The answer to how often a service or a professional clean is required depends not only on how many times you use your gun in a season or out summer clay shooting BUT what were the weather conditions like when you were out shooting? We go out in rain, sleet, snow, mist, wind and that’s just in the summer!! No seriously we do all expect much of our guns, which are out in all weathers getting cold and soaked and then hot in use. Just think of the condensation taking place inside the guns action and locks.
When a gun comes in for service and before being stripped down the barrels are checked for bore diameter measurement, proof status, barrel wall thickness, barrel dents or distortion and the barrels ribs and forend loop are tested to ensure that they are still water tight.
The gun is then shot to test detonation, ejection and trigger pull pressures. If all good the guns action is checked for tightness on the barrel steels and for its fit onto the action face. There should not be any gaps of more than .002 thou between the action and barrel face.

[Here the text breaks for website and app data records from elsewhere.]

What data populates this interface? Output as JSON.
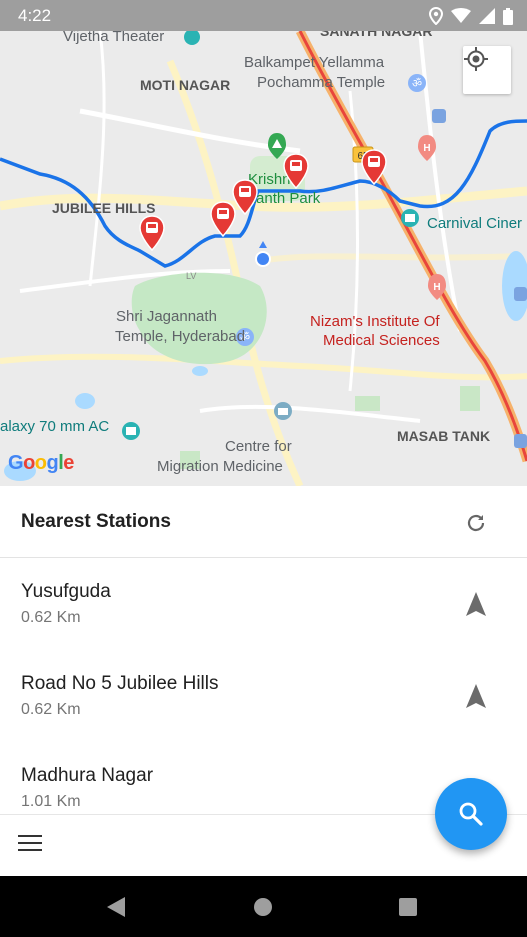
{
  "status_bar": {
    "time": "4:22"
  },
  "map": {
    "labels": {
      "vijetha": "Vijetha Theater",
      "sanath": "SANATH NAGAR",
      "balkampet": "Balkampet Yellamma",
      "pochamma": "Pochamma Temple",
      "moti": "MOTI NAGAR",
      "krishna1": "Krishna",
      "krishna2": "Kanth Park",
      "jubilee": "JUBILEE HILLS",
      "carnival": "Carnival Ciner",
      "jagannath1": "Shri Jagannath",
      "jagannath2": "Temple, Hyderabad",
      "nizam1": "Nizam's Institute Of",
      "nizam2": "Medical Sciences",
      "galaxy": "alaxy 70 mm AC",
      "masab": "MASAB TANK",
      "centre1": "Centre for",
      "centre2": "Migration Medicine",
      "route_badge": "65"
    },
    "google_logo": [
      "G",
      "o",
      "o",
      "g",
      "l",
      "e"
    ],
    "colors": {
      "water": "#aadaff",
      "park": "#c5e8c5",
      "route": "#1a73e8",
      "highway": "#e8453c",
      "marker": "#e53935"
    }
  },
  "panel": {
    "title": "Nearest Stations",
    "stations": [
      {
        "name": "Yusufguda",
        "distance": "0.62 Km"
      },
      {
        "name": "Road No 5 Jubilee Hills",
        "distance": "0.62 Km"
      },
      {
        "name": "Madhura Nagar",
        "distance": "1.01 Km"
      }
    ]
  },
  "icons": {
    "locate": "my-location-icon",
    "refresh": "refresh-icon",
    "navigate": "navigation-arrow-icon",
    "menu": "hamburger-menu-icon",
    "search": "search-icon"
  },
  "accent_color": "#2196f3"
}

Our modern day nitro shotgun cartridges are described as clean and smokeless, just fire a couple shots through both barrels and then look up the bores and you will see the amount of debris and un-burnt gunpowder residue left. Powder residue also finds its way into your guns action and locks via the firing pin holes courtesy of the cartridge priming cap. I strip some guns and find the internal parts covered in what looks like soot but it is in fact powder residue which is a corrosive force and if left will start to eat into the steel! After a seasons use have a look under the barrels extractors and you will find powder residue and if not removed this will a) start to rust and b) cause your guns extractors to shoot loose and more importantly your guns action itself will start to shoot loose. All this caused by a few grains of powder!
The average sidelock shotgun, either side by side or over and under, has approximately 85 parts and if a gun is to be stripped and cleaned correctly the gun needs to be stripped right down and all steel parts boiled off in soda to kill corrosion and oxidisation that will be taking place due to condensation and powder residues. After boiling off, all parts are air dried and hand burnished or polished on a revolving mop this seals the pores in the metal, all parts are then greased and re-assembled. The stock and forend wood are checked for cracks, splits or elongated screw holes before being re-fitted.

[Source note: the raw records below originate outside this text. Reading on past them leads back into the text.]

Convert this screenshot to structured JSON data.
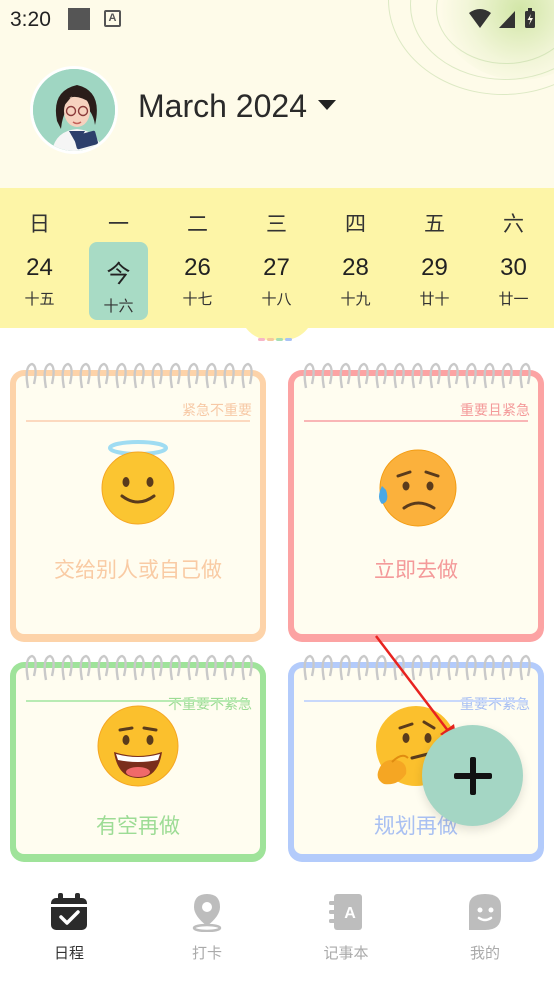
{
  "status_bar": {
    "time": "3:20",
    "a_icon_text": "A"
  },
  "header": {
    "month_title": "March 2024",
    "avatar_icon": "avatar-icon",
    "dropdown_icon": "caret-down-icon"
  },
  "week": {
    "days": [
      {
        "name": "日",
        "num": "24",
        "lunar": "十五",
        "today": false
      },
      {
        "name": "一",
        "num": "今",
        "lunar": "十六",
        "today": true
      },
      {
        "name": "二",
        "num": "26",
        "lunar": "十七",
        "today": false
      },
      {
        "name": "三",
        "num": "27",
        "lunar": "十八",
        "today": false
      },
      {
        "name": "四",
        "num": "28",
        "lunar": "十九",
        "today": false
      },
      {
        "name": "五",
        "num": "29",
        "lunar": "廿十",
        "today": false
      },
      {
        "name": "六",
        "num": "30",
        "lunar": "廿一",
        "today": false
      }
    ]
  },
  "quadrants": [
    {
      "tag": "紧急不重要",
      "title": "交给别人或自己做",
      "color": "#fdd3a9",
      "text_color": "#f8c8a2",
      "emoji": "halo-smile-emoji"
    },
    {
      "tag": "重要且紧急",
      "title": "立即去做",
      "color": "#fca3a3",
      "text_color": "#f49a9a",
      "emoji": "worried-sweat-emoji"
    },
    {
      "tag": "不重要不紧急",
      "title": "有空再做",
      "color": "#9fe39a",
      "text_color": "#9ddc95",
      "emoji": "grin-emoji"
    },
    {
      "tag": "重要不紧急",
      "title": "规划再做",
      "color": "#b3cbfb",
      "text_color": "#a9c0f2",
      "emoji": "thinking-emoji"
    }
  ],
  "fab": {
    "icon": "plus-icon"
  },
  "nav": [
    {
      "label": "日程",
      "icon": "calendar-check-icon",
      "active": true
    },
    {
      "label": "打卡",
      "icon": "location-pin-icon",
      "active": false
    },
    {
      "label": "记事本",
      "icon": "notebook-icon",
      "active": false
    },
    {
      "label": "我的",
      "icon": "profile-icon",
      "active": false
    }
  ],
  "colors": {
    "accent_green": "#a4d6c4",
    "week_yellow": "#fdf5a7",
    "header_cream": "#fefbe9"
  }
}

Once the gun is back together it is then again tested for detonation, ejection and trigger pull pressures before being wiped over with an oily rag to remove finger marks and lovingly returned to its case or gun slip ready for collection.
If your gun is not going to be used for a few weeks or months do NOT keep it in its case or slip as they will attract moisture. Your gun is best kept in your gun security cabinet BARRELS DOWN so any moisture that may materialise will run down the barrels and away from the guns action.
A shotgun is a delicate piece of sporting equipment and can be damaged very easily some times without the user even being aware of the damage that they have caused. Barrels can get knocked against car doors, car boot lids, gate posts etc etc and what many do not understand is that the average shotgun barrels twelve inches from the muzzle are only .028 thou thick â€“ the thickness of a post card! Many are just .018 thou thick! Every time you fire your gun the cartridge is developing up to 3.5 tons per square inch pressure (6613 lbs or 3000 Kg). A pair of barrels with a dent or slight obstruction can blow and I have seen many such examples and the horrors inflicted upon the users.
My advice is to please have your gun serviced at least every three years and every year if you use it in all weathers. Please check the bores for obstruction before loading and re-loading. Let us all stay safe and enjoy our countryside and Sport and the relative small cost of servicing your gun is I think a small price to pay to complete the circle.